That whole experience was one of that [sic] hardest experiences of my life! If you push your body to failure and keep going, you are at risk. Listen to your body. It knows best. And if you find yourself going on days with overly stiff and sore muscles and you notice swelling, get to the hospital ASAP. It may not be rhabdo, but a simple blood test can tell.”

Diagnosis and Treatment  

Diagnosis usually begins with a review of your medical history and the events that led up to your medical visit. A variety of blood and urine tests can help diagnose rhabdo. The following tests are typically recommended:6

  • Complete blood count, including hemoglobin, hematocrit and platelets
  • Serum chemistries, including blood urea nitrogen, creatinine, glucose, calcium, potassium, phosphate, uric acid and liver function tests
  • Prothrombin time and activated partial thromboplastin time
  • Serum aldolase
  • Lactate dehydrogenase

In mild cases of rhabdo, simple lifestyle changes are typically sufficient for a full recovery. This includes:  
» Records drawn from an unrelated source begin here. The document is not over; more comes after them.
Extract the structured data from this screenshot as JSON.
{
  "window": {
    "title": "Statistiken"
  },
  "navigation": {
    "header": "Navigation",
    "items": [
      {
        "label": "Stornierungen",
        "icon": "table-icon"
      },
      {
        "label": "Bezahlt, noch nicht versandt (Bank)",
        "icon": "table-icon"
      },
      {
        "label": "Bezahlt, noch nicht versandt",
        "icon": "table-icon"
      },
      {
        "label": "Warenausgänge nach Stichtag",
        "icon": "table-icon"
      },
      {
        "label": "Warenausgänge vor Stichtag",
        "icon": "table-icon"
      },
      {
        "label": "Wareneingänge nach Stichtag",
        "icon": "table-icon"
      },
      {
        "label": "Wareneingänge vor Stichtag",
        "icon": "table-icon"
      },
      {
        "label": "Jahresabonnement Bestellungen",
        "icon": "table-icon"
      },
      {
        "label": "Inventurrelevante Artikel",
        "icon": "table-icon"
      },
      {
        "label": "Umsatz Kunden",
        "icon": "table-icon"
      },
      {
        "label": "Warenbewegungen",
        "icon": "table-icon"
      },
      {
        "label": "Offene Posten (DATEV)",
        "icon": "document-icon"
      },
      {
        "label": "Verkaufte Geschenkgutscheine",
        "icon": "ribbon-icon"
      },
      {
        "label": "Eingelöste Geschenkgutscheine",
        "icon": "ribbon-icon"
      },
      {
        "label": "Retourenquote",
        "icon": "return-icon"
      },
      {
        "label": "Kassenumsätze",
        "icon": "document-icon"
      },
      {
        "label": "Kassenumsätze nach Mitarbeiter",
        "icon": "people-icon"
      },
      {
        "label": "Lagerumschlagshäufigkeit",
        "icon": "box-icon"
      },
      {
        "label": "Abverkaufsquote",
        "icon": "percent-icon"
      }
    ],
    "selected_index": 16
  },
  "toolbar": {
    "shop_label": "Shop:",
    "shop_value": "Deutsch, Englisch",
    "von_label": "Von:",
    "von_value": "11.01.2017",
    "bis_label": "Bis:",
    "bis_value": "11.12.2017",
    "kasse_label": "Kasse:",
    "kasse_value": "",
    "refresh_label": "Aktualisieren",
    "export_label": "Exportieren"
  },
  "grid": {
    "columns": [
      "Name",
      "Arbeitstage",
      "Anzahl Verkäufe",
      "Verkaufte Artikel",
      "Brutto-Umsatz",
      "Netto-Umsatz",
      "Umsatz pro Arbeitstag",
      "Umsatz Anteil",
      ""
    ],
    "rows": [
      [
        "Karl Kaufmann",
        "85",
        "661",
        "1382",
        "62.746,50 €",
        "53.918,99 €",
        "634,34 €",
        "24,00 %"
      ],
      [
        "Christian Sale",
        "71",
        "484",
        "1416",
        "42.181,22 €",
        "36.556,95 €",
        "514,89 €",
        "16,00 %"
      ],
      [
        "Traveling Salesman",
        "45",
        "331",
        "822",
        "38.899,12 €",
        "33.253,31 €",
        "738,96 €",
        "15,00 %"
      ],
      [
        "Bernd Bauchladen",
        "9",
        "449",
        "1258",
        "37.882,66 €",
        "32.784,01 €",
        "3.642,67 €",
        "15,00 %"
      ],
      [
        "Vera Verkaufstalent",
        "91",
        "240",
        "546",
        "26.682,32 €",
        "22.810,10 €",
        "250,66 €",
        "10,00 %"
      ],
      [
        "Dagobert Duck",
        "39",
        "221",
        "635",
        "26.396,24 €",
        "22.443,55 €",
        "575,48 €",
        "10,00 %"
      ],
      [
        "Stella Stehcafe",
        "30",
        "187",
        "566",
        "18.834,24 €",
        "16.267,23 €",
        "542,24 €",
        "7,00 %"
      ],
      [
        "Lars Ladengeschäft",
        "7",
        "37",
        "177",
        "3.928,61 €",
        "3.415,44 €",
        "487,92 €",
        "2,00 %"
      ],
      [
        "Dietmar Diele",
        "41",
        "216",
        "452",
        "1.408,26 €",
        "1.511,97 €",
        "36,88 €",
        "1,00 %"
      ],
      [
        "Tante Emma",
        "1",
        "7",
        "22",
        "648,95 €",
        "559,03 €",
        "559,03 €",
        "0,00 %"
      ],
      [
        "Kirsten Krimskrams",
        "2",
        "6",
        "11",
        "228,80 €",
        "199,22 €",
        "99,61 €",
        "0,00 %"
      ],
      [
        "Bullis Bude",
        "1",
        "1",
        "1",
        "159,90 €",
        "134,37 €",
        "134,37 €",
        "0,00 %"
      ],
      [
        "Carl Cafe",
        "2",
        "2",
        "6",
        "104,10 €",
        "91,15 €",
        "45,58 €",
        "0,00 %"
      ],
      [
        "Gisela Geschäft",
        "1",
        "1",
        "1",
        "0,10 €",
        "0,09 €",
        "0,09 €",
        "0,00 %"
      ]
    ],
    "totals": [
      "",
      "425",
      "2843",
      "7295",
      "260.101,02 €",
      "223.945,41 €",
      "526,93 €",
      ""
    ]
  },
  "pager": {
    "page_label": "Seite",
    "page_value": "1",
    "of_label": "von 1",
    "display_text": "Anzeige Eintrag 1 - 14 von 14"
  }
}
Hydration: Keeping your body properly hydrated helps flush out toxins and ease the workload of your kidneys. Drink clean, filtered water until your urine turns to a light-colored yellow.

Reduce exercise: Cut back on your workout until your muscles recover and your urine normalizes. This can help lower the amount of toxins entering your kidneys until you get better.

Increase circulation: Improving blood circulation is vital to helping your muscles heal and lowering your risk of tissue death. Gentle full-body massages and gentle movements can be helpful. Certain foods can also help improve blood circulation. This includes oranges, goji berries, dark chocolate, sunflower seeds, garlic, ginger and cayenne pepper.

Eat a nutritious diet: Optimizing your diet will also increase your chances of a full recovery. By focusing on eating organic, whole foods that are rich in nutrients, you are nourishing your muscles to recover better and improve your overall well-being.

While protein is important for muscle recovery, avoid protein loading as excessive protein consumption can stimulate your mTOR (mammalian target of rapamycin) for growth rather than regeneration, which is not what you need. To avoid this, limit your intake to 0.5 gram of protein per pound of lean body mass, and focus instead on eating the highest-quality protein you can get. This includes grass fed meats, raw seeds and nuts and pasture-raised eggs.

For more serious cases of rhabdo, additional measures may be required. An intravenous solution of special minerals may be used to counteract the potential harms caused by severe muscle damage. Electrolyte imbalances will need to be monitored and promptly treated as well, and in severe cases you may need hemofiltration to address kidney damage.

Rehabbing and Long-Term Prognosis

Overall, the prognosis of rhabdo is good as long as your blood, electrolytes and urine are closely monitored following muscle failure. The mortality rate for rhabdo is only 5 percent, but your risk can significantly increase if kidney failure occurs. If you take good care of yourself by moderating exercise, drinking enough water and getting enough rest, you will be on your way to a successful recovery. It can take time though. Purdy spent months in rehab before being able to lift even the lightest of weights.

While rhabdo is a serious condition, and can happen to anyone, you shouldn’t be scared away from exercise. The take-home message is to always listen to your body. Go easy when you first start something new or different from your regular fitness routine. Give your body some time to adapt and don’t go all-out during the initial sessions.

Also, if you just don’t feel right following a strenuous exercise, keep close watch on your symptoms. Check the color of your urine and pay attention to pain, swelling and weakness. If you’re trending downward when you know you should be recovering, seek medical attention. Blood tests can help diagnose the problem and with proper treatment, kidney damage can be avoided.